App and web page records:
◇ ◇ ◇ ◇ ◇ ◇ ◇

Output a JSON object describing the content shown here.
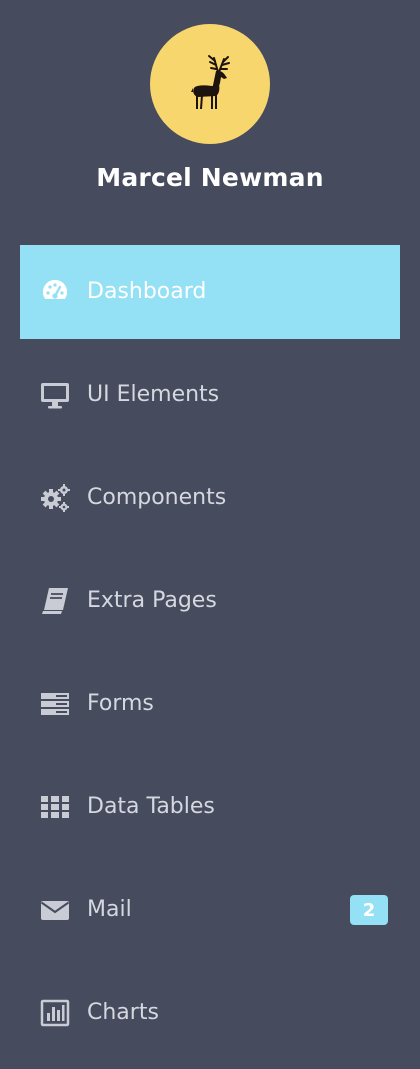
{
  "profile": {
    "name": "Marcel Newman",
    "avatar_icon": "elk-icon",
    "avatar_color": "#f8d66e"
  },
  "colors": {
    "sidebar_bg": "#464b5e",
    "active_bg": "#94e0f4",
    "text": "#d6d8df",
    "icon": "#c9ccd4"
  },
  "nav": {
    "items": [
      {
        "label": "Dashboard",
        "icon": "dashboard-gauge-icon",
        "active": true
      },
      {
        "label": "UI Elements",
        "icon": "monitor-icon",
        "active": false
      },
      {
        "label": "Components",
        "icon": "gears-icon",
        "active": false
      },
      {
        "label": "Extra Pages",
        "icon": "book-icon",
        "active": false
      },
      {
        "label": "Forms",
        "icon": "form-rows-icon",
        "active": false
      },
      {
        "label": "Data Tables",
        "icon": "grid-icon",
        "active": false
      },
      {
        "label": "Mail",
        "icon": "envelope-icon",
        "active": false,
        "badge": "2"
      },
      {
        "label": "Charts",
        "icon": "bar-chart-icon",
        "active": false
      }
    ]
  }
}
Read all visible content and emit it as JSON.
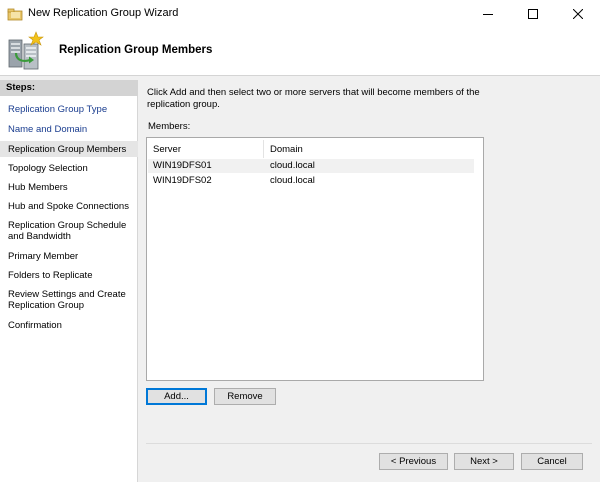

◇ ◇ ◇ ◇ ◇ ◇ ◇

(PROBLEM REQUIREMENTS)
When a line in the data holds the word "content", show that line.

(WRITTEN RESPONSE)
Output a JSON object describing the content shown here.
Read all visible content and emit it as JSON.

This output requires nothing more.